To make the most of the time and resources allocated to the project, we began with a screening survey. During this phase, we were able to gain quantitative insight into the current service experience as well as select participants who would provide the most value in the qualitative phase.

A total of 49 participants answered the questionnaire.


The user's journey in the Wix app’s dashboard is not sequential, but dynamic and exploratory.


The mobile app should augment the desktop platform by facilitating daily tasks on the go.


The extensive range of features causes a cognitive load, making it difficult for users to meet their goals.


04 | Approach

User Scenario

Users of the Wix app are business owners who run their businesses themselves. On top of providing customers with the service they offer, they are also in charge of the entire business operations from start to finish - customers, marketing, payments, etc.

Their business website is the face of the company and is where existing and potential clients can find and engage with them.

Target Audience

  • Small to medium business owners

  • Spend a lot of time outside the office and on the go

  • Intermediate Wix users (own and run a Wix website)

Journey Mapping

journey mapping.jpg

Experience Design Guidelines

Current State Indication

Provide a clear indication of the user's state: Owner / Member, current project, current feature

Information Architecture Redesign

Redefine the information architecture so users can easily navigate through the interface

One Navigation System

Develop a single navigation tool for the entire project, allowing access to all available actions

At a Glance

Utilize visuals such as graphs and icons for rapid information perception.

End to End Interface

Integrate editing and management into a full-featured project interface.

05 | Key Features

A home screen that sets the user flow

Item groups are visually different and distant from one another, each presented on its own browsing carousel. One "Add Item" button for each item category and one clear CTA for each item.

A clear distinction between owned projects and site memberships helps users reach the desirable state of mind. ​

Pain Points Addressed

  • "Add" (+) icon redundancy was very confusing

  • Redundant CTA buttons in project item led to an incoherent workflow

  • Owned sites and memberships were too similar, creating cognitive load

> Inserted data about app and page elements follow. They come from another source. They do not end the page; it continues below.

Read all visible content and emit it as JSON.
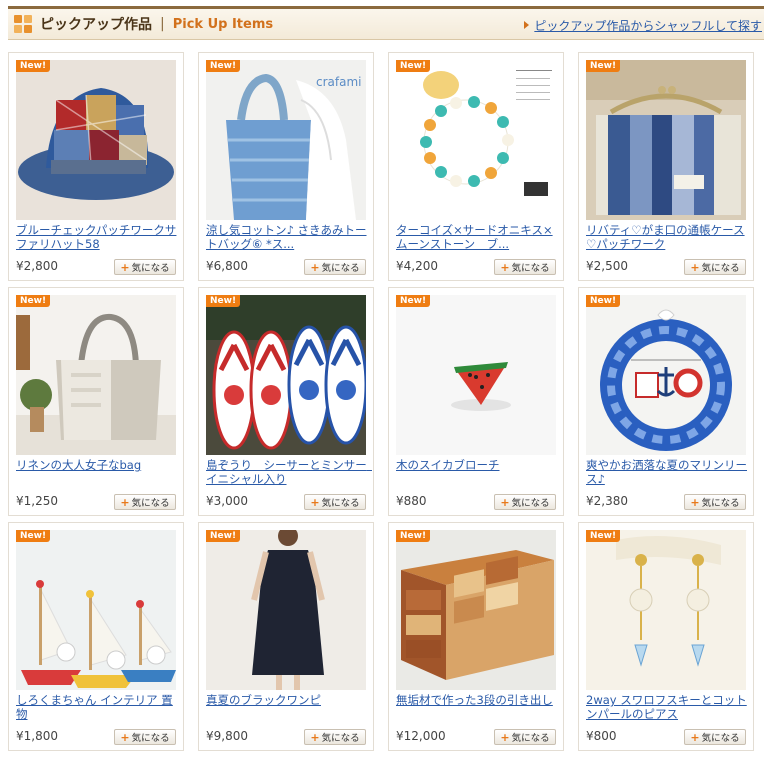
{
  "header": {
    "title": "ピックアップ作品",
    "separator": "|",
    "subtitle": "Pick Up Items",
    "shuffle_link": "ピックアップ作品からシャッフルして探す"
  },
  "common": {
    "badge": "New!",
    "like_label": "気になる",
    "like_plus": "+"
  },
  "items": [
    {
      "title": "ブルーチェックパッチワークサファリハット58",
      "price": "¥2,800",
      "image": "patchwork-hat"
    },
    {
      "title": "涼し気コットン♪ さきあみトートバッグ⑥ *ス...",
      "price": "¥6,800",
      "image": "blue-tote-bag",
      "watermark": "crafami"
    },
    {
      "title": "ターコイズ×サードオニキス×ムーンストーン　ブ...",
      "price": "¥4,200",
      "image": "turquoise-bracelet"
    },
    {
      "title": "リバティ♡がま口の通帳ケース♡パッチワーク",
      "price": "¥2,500",
      "image": "liberty-pouch"
    },
    {
      "title": "リネンの大人女子なbag",
      "price": "¥1,250",
      "image": "linen-bag"
    },
    {
      "title": "島ぞうり　シーサーとミンサー　イニシャル入り",
      "price": "¥3,000",
      "image": "shima-zouri-sandals"
    },
    {
      "title": "木のスイカブローチ",
      "price": "¥880",
      "image": "watermelon-brooch"
    },
    {
      "title": "爽やかお洒落な夏のマリンリース♪",
      "price": "¥2,380",
      "image": "marine-wreath"
    },
    {
      "title": "しろくまちゃん インテリア 置物",
      "price": "¥1,800",
      "image": "polar-bear-boats"
    },
    {
      "title": "真夏のブラックワンピ",
      "price": "¥9,800",
      "image": "black-dress"
    },
    {
      "title": "無垢材で作った3段の引き出し",
      "price": "¥12,000",
      "image": "wooden-drawers"
    },
    {
      "title": "2way スワロフスキーとコットンパールのピアス",
      "price": "¥800",
      "image": "pearl-earrings"
    }
  ]
}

“Testimonials work great. Showing your reviews in quote marks has a powerful effect on customers and makes them more likely to trust you.” 


—  Name, Title

A global dashboard navigation system

One navigation bar for the whole project promotes an explorative yet systematic workflow. Data are displayed as floating widgets to promote customization. Business name and logo are clearly visible in the header.

Recognizing rather than recalling information makes it easier for users to stay focused and keep engaging with the interface.

Pain Points Addressed

  • Multiple navigation cues made it difficult to form a systematic workflow

  • Setup was only used in the initial stage and took up a lot of screen space

  • Widget customization was handled externally, unaligned with the mental model

"Place" Editor integrated into the menu

Users can reach the editor directly from the main menu, which enables quick access to real-time information from other menu features to enhance editing resources. Access to Preview Mode in the editor aligns with Wix desktop users’ mental model​.

The Editor's role is to help business owners craft the image they wish to present to their customers.

Pain Points Addressed

  • Misinterpretation of the interface hierarchy led to errors and frustration

  • Lack of clarity between edit mode and preview mode caused confusion

  • Indirect access to the editor segregated it from the dashboard’s toolset

A UX dilemma: Designing the secondary navigation tool

As part of the development of a polyhierarchical information architecture that involves a two-level navigation system, we designed a secondary menu, 'The business toolbox’, according to the following guidelines:​

  1. Complement the primary menu and not overshadow or conflict with it

  2. Promote customization and flexibility to serve a wide range of business fields

  3. Utilize as little screen space as possible for the user to complete extensive processes within the interface


We created and tested three alternatives to address these criteria: